Friday, September 21, 2012

Carl Kurtz's Photo Essay: Compass Plants

In preparation for the upcoming second edition of A Practical Guide to Prairie Restoration by Carl Kurtz, we're excited to be sharing Carl's beautiful photos and observations about nature!

Carl Kurtz is a professional writer, teacher, naturalist, and photographer. He and his wife and partner, Linda, live on a 172-acre family farm in central Iowa that is one of the few prairie seed sources in the Midwest.

Compass plants, one of the most distinctive features of the mid-continent tallgrass prairie, grow in both wet and dry areas.  They seem to flourish where the soil is moderately wet, in botanical terms, mesic.  As a long-lived perennial they require a number of years to mature and produce a flower stalk.  Young plants, 3 or 4 years of age, may have only one flower stalk, while those 10 or more years of age may have more than a half dozen.  It appears they are sensitive to changing weather conditions and some years store food reserves rather than produce flowers and seeds.   Showy-tick trefoil provides a  
colorful understory to this scene.

Wednesday, September 19, 2012

September Gardening Tip

Expect the first frost around September 30 in northern Iowa and October 15 in southern Iowa. Tender plants can be protected from the first few frosts by covering them with sheets, blankets, or other protective material.

From Gardening in Iowa and Surrounding Areas by Veronica Lorson Fowler

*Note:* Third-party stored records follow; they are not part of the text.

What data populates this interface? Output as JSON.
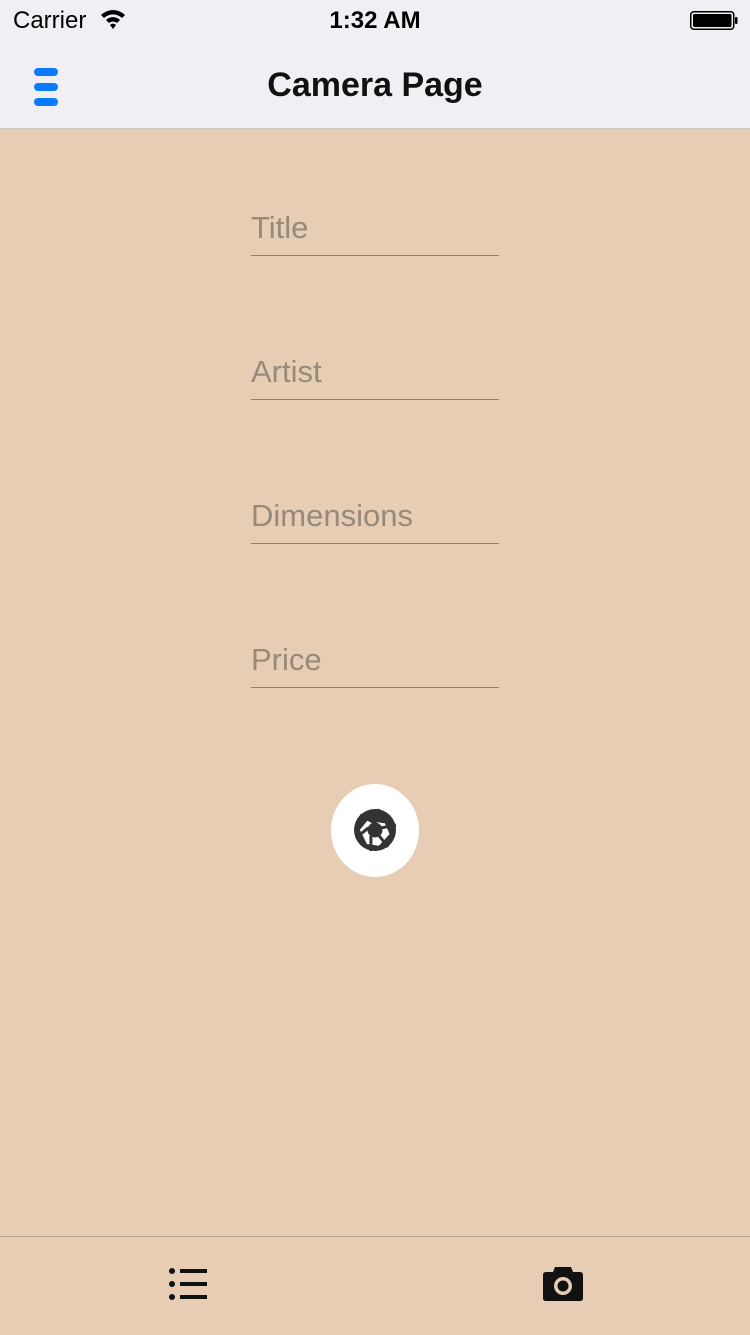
{
  "status_bar": {
    "carrier": "Carrier",
    "time": "1:32 AM",
    "icons": [
      "wifi-icon",
      "battery-icon"
    ]
  },
  "nav_bar": {
    "title": "Camera Page",
    "menu_icon": "menu-icon",
    "accent_color": "#0a7aff"
  },
  "form": {
    "fields": [
      {
        "placeholder": "Title",
        "value": ""
      },
      {
        "placeholder": "Artist",
        "value": ""
      },
      {
        "placeholder": "Dimensions",
        "value": ""
      },
      {
        "placeholder": "Price",
        "value": ""
      }
    ],
    "shutter_icon": "camera-shutter-icon"
  },
  "tab_bar": {
    "items": [
      {
        "icon": "list-icon"
      },
      {
        "icon": "camera-icon"
      }
    ]
  },
  "colors": {
    "background": "#e6cdb4",
    "bar_background": "#efeff4",
    "placeholder": "#978a7b",
    "icon_dark": "#333333"
  }
}
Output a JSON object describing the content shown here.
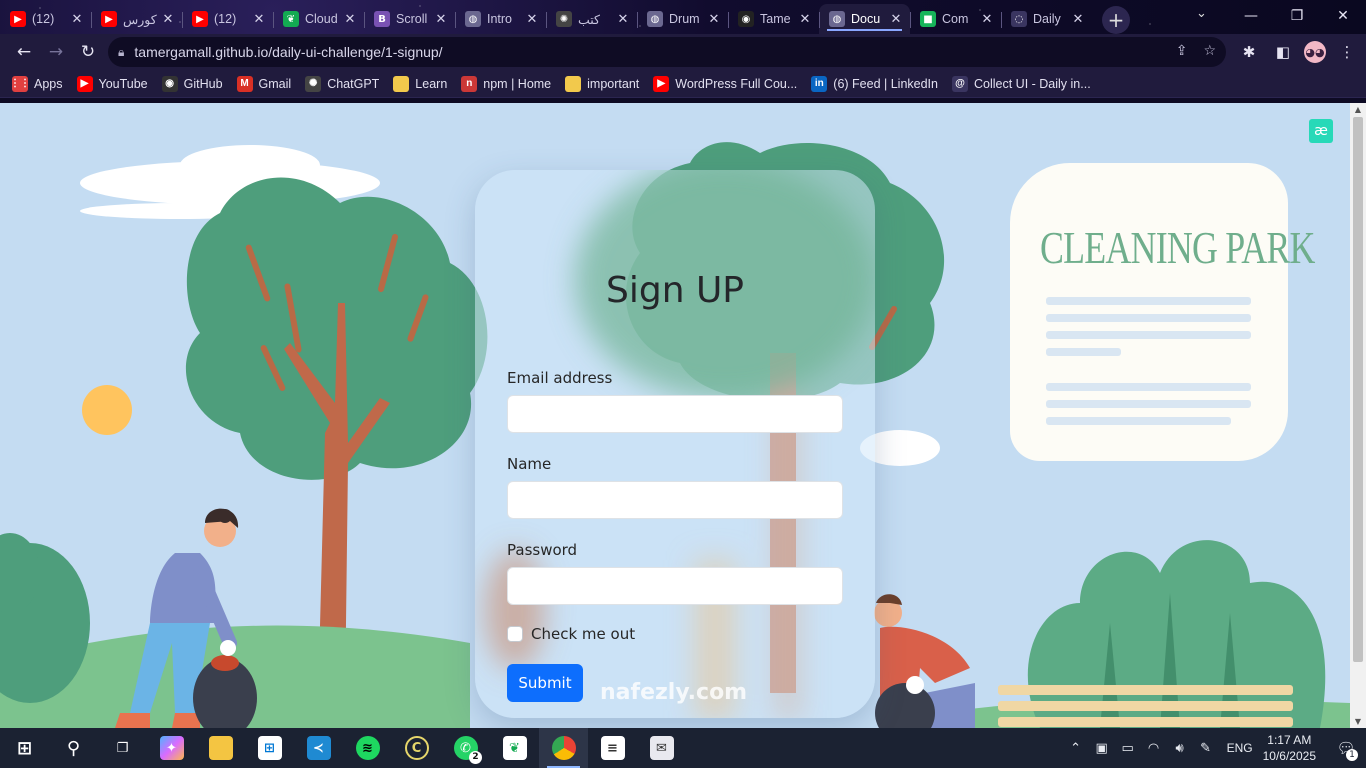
{
  "browser": {
    "tabs": [
      {
        "title": "(12)",
        "icon": "youtube-icon",
        "color": "#ff0000",
        "glyph": "▶"
      },
      {
        "title": "كورس",
        "icon": "youtube-icon",
        "color": "#ff0000",
        "glyph": "▶"
      },
      {
        "title": "(12)",
        "icon": "youtube-icon",
        "color": "#ff0000",
        "glyph": "▶"
      },
      {
        "title": "Cloud",
        "icon": "mongodb-leaf-icon",
        "color": "#13aa52",
        "glyph": "❦"
      },
      {
        "title": "Scroll",
        "icon": "bootstrap-icon",
        "color": "#7952b3",
        "glyph": "B"
      },
      {
        "title": "Intro",
        "icon": "globe-icon",
        "color": "#6b6890",
        "glyph": "◍"
      },
      {
        "title": "كتب",
        "icon": "chatgpt-icon",
        "color": "#444",
        "glyph": "✺"
      },
      {
        "title": "Drum",
        "icon": "globe-icon",
        "color": "#6b6890",
        "glyph": "◍"
      },
      {
        "title": "Tame",
        "icon": "github-icon",
        "color": "#222",
        "glyph": "◉"
      },
      {
        "title": "Docu",
        "icon": "globe-icon",
        "color": "#6b6890",
        "glyph": "◍",
        "active": true
      },
      {
        "title": "Com",
        "icon": "green-square-icon",
        "color": "#16b45a",
        "glyph": "■"
      },
      {
        "title": "Daily",
        "icon": "dribbble-icon",
        "color": "#3a3560",
        "glyph": "◌"
      }
    ],
    "url": "tamergamall.github.io/daily-ui-challenge/1-signup/",
    "bookmarks": [
      {
        "label": "Apps",
        "icon": "apps-grid-icon",
        "color": "#e04040",
        "glyph": "⋮⋮"
      },
      {
        "label": "YouTube",
        "icon": "youtube-icon",
        "color": "#ff0000",
        "glyph": "▶"
      },
      {
        "label": "GitHub",
        "icon": "github-icon",
        "color": "#333",
        "glyph": "◉"
      },
      {
        "label": "Gmail",
        "icon": "gmail-icon",
        "color": "#d93025",
        "glyph": "M"
      },
      {
        "label": "ChatGPT",
        "icon": "chatgpt-icon",
        "color": "#444",
        "glyph": "✺"
      },
      {
        "label": "Learn",
        "icon": "folder-icon",
        "color": "#f2c94c",
        "glyph": ""
      },
      {
        "label": "npm | Home",
        "icon": "npm-icon",
        "color": "#cb3837",
        "glyph": "n"
      },
      {
        "label": "important",
        "icon": "folder-icon",
        "color": "#f2c94c",
        "glyph": ""
      },
      {
        "label": "WordPress Full Cou...",
        "icon": "youtube-icon",
        "color": "#ff0000",
        "glyph": "▶"
      },
      {
        "label": "(6) Feed | LinkedIn",
        "icon": "linkedin-icon",
        "color": "#0a66c2",
        "glyph": "in"
      },
      {
        "label": "Collect UI - Daily in...",
        "icon": "collectui-icon",
        "color": "#3a3560",
        "glyph": "@"
      }
    ]
  },
  "page": {
    "cleaning_title": "CLEANING PARK",
    "signup": {
      "title": "Sign UP",
      "email_label": "Email address",
      "name_label": "Name",
      "password_label": "Password",
      "checkbox_label": "Check me out",
      "submit_label": "Submit"
    },
    "badge": "æ"
  },
  "watermark": "nafezly.com",
  "taskbar": {
    "whatsapp_count": "2",
    "language": "ENG",
    "time": "1:17 AM",
    "date": "10/6/2025",
    "notification_count": "1"
  }
}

Monday, September 17, 2012

Nature In Iowa: Yellow - Bellied Sapsuckers

Yellow-bellied sapsuckers arrive from the north; this woodpecker may drum noisily on your roof, gutters, or chimney.

From The Iowa Nature Calendar by Jean C. Prior and James Sandrock